TASK DATA section start

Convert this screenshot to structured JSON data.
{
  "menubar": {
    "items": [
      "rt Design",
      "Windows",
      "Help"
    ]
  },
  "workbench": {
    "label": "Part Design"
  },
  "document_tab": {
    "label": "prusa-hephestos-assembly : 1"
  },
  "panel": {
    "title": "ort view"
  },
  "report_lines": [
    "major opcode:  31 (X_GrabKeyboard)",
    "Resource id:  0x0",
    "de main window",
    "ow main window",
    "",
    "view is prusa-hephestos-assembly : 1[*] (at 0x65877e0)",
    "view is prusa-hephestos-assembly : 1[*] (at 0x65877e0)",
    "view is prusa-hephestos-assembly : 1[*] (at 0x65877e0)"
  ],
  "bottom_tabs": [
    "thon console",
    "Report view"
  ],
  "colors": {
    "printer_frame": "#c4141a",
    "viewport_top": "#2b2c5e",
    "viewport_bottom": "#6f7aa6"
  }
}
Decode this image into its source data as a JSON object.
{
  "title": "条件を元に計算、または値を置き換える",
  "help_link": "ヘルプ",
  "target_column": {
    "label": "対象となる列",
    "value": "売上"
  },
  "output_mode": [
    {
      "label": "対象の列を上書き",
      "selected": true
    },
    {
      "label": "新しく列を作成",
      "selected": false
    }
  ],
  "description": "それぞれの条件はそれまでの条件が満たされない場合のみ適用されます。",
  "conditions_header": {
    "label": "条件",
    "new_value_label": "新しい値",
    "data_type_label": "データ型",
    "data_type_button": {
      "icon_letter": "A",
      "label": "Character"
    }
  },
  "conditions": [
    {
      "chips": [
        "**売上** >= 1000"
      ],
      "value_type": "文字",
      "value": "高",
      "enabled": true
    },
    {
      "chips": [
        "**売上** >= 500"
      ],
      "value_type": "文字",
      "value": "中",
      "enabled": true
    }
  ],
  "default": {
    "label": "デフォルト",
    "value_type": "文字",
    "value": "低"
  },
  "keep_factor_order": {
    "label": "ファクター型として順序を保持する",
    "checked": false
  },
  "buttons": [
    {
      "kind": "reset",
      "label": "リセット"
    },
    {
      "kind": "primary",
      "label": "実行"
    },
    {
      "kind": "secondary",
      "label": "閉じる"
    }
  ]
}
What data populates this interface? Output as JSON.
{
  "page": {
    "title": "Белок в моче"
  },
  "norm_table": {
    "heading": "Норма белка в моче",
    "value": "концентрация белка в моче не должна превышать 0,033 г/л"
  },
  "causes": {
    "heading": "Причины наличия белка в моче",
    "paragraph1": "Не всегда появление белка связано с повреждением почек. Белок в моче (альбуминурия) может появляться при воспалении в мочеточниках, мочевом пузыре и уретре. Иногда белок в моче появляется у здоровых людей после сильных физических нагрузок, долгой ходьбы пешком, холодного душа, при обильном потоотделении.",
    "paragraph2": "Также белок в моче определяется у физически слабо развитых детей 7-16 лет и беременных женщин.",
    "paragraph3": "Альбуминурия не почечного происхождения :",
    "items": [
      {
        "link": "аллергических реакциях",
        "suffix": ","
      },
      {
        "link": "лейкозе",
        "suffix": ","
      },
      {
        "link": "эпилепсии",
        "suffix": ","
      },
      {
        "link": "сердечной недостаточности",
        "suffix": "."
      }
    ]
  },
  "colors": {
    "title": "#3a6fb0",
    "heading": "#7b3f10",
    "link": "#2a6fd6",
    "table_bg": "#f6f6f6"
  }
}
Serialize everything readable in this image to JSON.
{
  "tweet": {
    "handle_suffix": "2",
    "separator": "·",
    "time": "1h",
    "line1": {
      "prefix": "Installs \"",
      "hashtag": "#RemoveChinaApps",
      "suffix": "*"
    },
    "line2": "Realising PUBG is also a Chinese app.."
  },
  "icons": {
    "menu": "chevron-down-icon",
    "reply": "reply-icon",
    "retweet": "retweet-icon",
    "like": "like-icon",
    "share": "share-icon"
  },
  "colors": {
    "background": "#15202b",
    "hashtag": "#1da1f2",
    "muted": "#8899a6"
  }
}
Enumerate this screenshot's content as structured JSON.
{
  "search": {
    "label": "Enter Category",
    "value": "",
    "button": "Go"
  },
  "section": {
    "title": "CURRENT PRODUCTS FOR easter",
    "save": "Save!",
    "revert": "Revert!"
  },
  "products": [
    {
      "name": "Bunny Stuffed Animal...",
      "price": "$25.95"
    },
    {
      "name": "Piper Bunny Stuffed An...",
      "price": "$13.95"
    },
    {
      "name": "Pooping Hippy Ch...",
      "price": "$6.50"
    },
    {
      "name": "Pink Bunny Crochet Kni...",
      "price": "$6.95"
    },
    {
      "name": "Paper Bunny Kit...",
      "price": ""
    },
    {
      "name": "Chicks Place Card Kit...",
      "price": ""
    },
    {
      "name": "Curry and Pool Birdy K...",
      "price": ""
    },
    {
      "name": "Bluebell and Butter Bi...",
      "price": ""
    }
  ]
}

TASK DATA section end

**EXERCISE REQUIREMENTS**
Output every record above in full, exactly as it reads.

**TASK RESULT**
Convert this screenshot to structured JSON data.
{
  "menubar": {
    "items": [
      "rt Design",
      "Windows",
      "Help"
    ]
  },
  "workbench": {
    "label": "Part Design"
  },
  "document_tab": {
    "label": "prusa-hephestos-assembly : 1"
  },
  "panel": {
    "title": "ort view"
  },
  "report_lines": [
    "major opcode:  31 (X_GrabKeyboard)",
    "Resource id:  0x0",
    "de main window",
    "ow main window",
    "",
    "view is prusa-hephestos-assembly : 1[*] (at 0x65877e0)",
    "view is prusa-hephestos-assembly : 1[*] (at 0x65877e0)",
    "view is prusa-hephestos-assembly : 1[*] (at 0x65877e0)"
  ],
  "bottom_tabs": [
    "thon console",
    "Report view"
  ],
  "colors": {
    "printer_frame": "#c4141a",
    "viewport_top": "#2b2c5e",
    "viewport_bottom": "#6f7aa6"
  }
}
Decode this image into its source data as a JSON object.
{
  "title": "条件を元に計算、または値を置き換える",
  "help_link": "ヘルプ",
  "target_column": {
    "label": "対象となる列",
    "value": "売上"
  },
  "output_mode": [
    {
      "label": "対象の列を上書き",
      "selected": true
    },
    {
      "label": "新しく列を作成",
      "selected": false
    }
  ],
  "description": "それぞれの条件はそれまでの条件が満たされない場合のみ適用されます。",
  "conditions_header": {
    "label": "条件",
    "new_value_label": "新しい値",
    "data_type_label": "データ型",
    "data_type_button": {
      "icon_letter": "A",
      "label": "Character"
    }
  },
  "conditions": [
    {
      "chips": [
        "**売上** >= 1000"
      ],
      "value_type": "文字",
      "value": "高",
      "enabled": true
    },
    {
      "chips": [
        "**売上** >= 500"
      ],
      "value_type": "文字",
      "value": "中",
      "enabled": true
    }
  ],
  "default": {
    "label": "デフォルト",
    "value_type": "文字",
    "value": "低"
  },
  "keep_factor_order": {
    "label": "ファクター型として順序を保持する",
    "checked": false
  },
  "buttons": [
    {
      "kind": "reset",
      "label": "リセット"
    },
    {
      "kind": "primary",
      "label": "実行"
    },
    {
      "kind": "secondary",
      "label": "閉じる"
    }
  ]
}
What data populates this interface? Output as JSON.
{
  "page": {
    "title": "Белок в моче"
  },
  "norm_table": {
    "heading": "Норма белка в моче",
    "value": "концентрация белка в моче не должна превышать 0,033 г/л"
  },
  "causes": {
    "heading": "Причины наличия белка в моче",
    "paragraph1": "Не всегда появление белка связано с повреждением почек. Белок в моче (альбуминурия) может появляться при воспалении в мочеточниках, мочевом пузыре и уретре. Иногда белок в моче появляется у здоровых людей после сильных физических нагрузок, долгой ходьбы пешком, холодного душа, при обильном потоотделении.",
    "paragraph2": "Также белок в моче определяется у физически слабо развитых детей 7-16 лет и беременных женщин.",
    "paragraph3": "Альбуминурия не почечного происхождения :",
    "items": [
      {
        "link": "аллергических реакциях",
        "suffix": ","
      },
      {
        "link": "лейкозе",
        "suffix": ","
      },
      {
        "link": "эпилепсии",
        "suffix": ","
      },
      {
        "link": "сердечной недостаточности",
        "suffix": "."
      }
    ]
  },
  "colors": {
    "title": "#3a6fb0",
    "heading": "#7b3f10",
    "link": "#2a6fd6",
    "table_bg": "#f6f6f6"
  }
}
Serialize everything readable in this image to JSON.
{
  "tweet": {
    "handle_suffix": "2",
    "separator": "·",
    "time": "1h",
    "line1": {
      "prefix": "Installs \"",
      "hashtag": "#RemoveChinaApps",
      "suffix": "*"
    },
    "line2": "Realising PUBG is also a Chinese app.."
  },
  "icons": {
    "menu": "chevron-down-icon",
    "reply": "reply-icon",
    "retweet": "retweet-icon",
    "like": "like-icon",
    "share": "share-icon"
  },
  "colors": {
    "background": "#15202b",
    "hashtag": "#1da1f2",
    "muted": "#8899a6"
  }
}
Enumerate this screenshot's content as structured JSON.
{
  "search": {
    "label": "Enter Category",
    "value": "",
    "button": "Go"
  },
  "section": {
    "title": "CURRENT PRODUCTS FOR easter",
    "save": "Save!",
    "revert": "Revert!"
  },
  "products": [
    {
      "name": "Bunny Stuffed Animal...",
      "price": "$25.95"
    },
    {
      "name": "Piper Bunny Stuffed An...",
      "price": "$13.95"
    },
    {
      "name": "Pooping Hippy Ch...",
      "price": "$6.50"
    },
    {
      "name": "Pink Bunny Crochet Kni...",
      "price": "$6.95"
    },
    {
      "name": "Paper Bunny Kit...",
      "price": ""
    },
    {
      "name": "Chicks Place Card Kit...",
      "price": ""
    },
    {
      "name": "Curry and Pool Birdy K...",
      "price": ""
    },
    {
      "name": "Bluebell and Butter Bi...",
      "price": ""
    }
  ]
}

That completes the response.